TASK TO CARRY OUT :: Please retype the records below exactly as they stand.

:: EXERCISE DATA

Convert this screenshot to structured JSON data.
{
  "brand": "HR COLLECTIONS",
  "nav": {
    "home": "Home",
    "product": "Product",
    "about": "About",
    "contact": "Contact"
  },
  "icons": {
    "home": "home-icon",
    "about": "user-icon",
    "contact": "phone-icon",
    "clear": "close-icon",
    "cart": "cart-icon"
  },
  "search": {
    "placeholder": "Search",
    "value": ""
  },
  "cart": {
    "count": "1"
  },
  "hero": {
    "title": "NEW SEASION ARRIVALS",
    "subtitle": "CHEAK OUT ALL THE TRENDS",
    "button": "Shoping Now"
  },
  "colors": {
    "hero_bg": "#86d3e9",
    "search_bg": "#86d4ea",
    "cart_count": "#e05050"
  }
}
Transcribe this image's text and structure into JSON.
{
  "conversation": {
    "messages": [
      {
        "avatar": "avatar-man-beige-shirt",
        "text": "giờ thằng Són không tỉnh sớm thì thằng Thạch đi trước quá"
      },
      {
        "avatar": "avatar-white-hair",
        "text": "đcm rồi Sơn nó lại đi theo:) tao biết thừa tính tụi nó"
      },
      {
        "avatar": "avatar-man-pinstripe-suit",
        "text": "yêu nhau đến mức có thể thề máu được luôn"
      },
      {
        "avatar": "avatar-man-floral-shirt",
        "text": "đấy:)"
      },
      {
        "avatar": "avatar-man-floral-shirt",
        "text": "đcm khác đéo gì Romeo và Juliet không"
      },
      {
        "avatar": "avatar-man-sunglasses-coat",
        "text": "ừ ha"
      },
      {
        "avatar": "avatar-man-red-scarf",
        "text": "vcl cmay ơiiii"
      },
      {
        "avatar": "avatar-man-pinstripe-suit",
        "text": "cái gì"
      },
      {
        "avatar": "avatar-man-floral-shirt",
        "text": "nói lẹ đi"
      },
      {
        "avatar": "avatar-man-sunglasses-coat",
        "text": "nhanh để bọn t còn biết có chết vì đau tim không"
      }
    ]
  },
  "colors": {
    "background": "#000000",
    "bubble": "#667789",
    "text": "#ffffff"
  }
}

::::

RESULT FOR THIS TASK ::
Convert this screenshot to structured JSON data.
{
  "brand": "HR COLLECTIONS",
  "nav": {
    "home": "Home",
    "product": "Product",
    "about": "About",
    "contact": "Contact"
  },
  "icons": {
    "home": "home-icon",
    "about": "user-icon",
    "contact": "phone-icon",
    "clear": "close-icon",
    "cart": "cart-icon"
  },
  "search": {
    "placeholder": "Search",
    "value": ""
  },
  "cart": {
    "count": "1"
  },
  "hero": {
    "title": "NEW SEASION ARRIVALS",
    "subtitle": "CHEAK OUT ALL THE TRENDS",
    "button": "Shoping Now"
  },
  "colors": {
    "hero_bg": "#86d3e9",
    "search_bg": "#86d4ea",
    "cart_count": "#e05050"
  }
}
Transcribe this image's text and structure into JSON.
{
  "conversation": {
    "messages": [
      {
        "avatar": "avatar-man-beige-shirt",
        "text": "giờ thằng Són không tỉnh sớm thì thằng Thạch đi trước quá"
      },
      {
        "avatar": "avatar-white-hair",
        "text": "đcm rồi Sơn nó lại đi theo:) tao biết thừa tính tụi nó"
      },
      {
        "avatar": "avatar-man-pinstripe-suit",
        "text": "yêu nhau đến mức có thể thề máu được luôn"
      },
      {
        "avatar": "avatar-man-floral-shirt",
        "text": "đấy:)"
      },
      {
        "avatar": "avatar-man-floral-shirt",
        "text": "đcm khác đéo gì Romeo và Juliet không"
      },
      {
        "avatar": "avatar-man-sunglasses-coat",
        "text": "ừ ha"
      },
      {
        "avatar": "avatar-man-red-scarf",
        "text": "vcl cmay ơiiii"
      },
      {
        "avatar": "avatar-man-pinstripe-suit",
        "text": "cái gì"
      },
      {
        "avatar": "avatar-man-floral-shirt",
        "text": "nói lẹ đi"
      },
      {
        "avatar": "avatar-man-sunglasses-coat",
        "text": "nhanh để bọn t còn biết có chết vì đau tim không"
      }
    ]
  },
  "colors": {
    "background": "#000000",
    "bubble": "#667789",
    "text": "#ffffff"
  }
}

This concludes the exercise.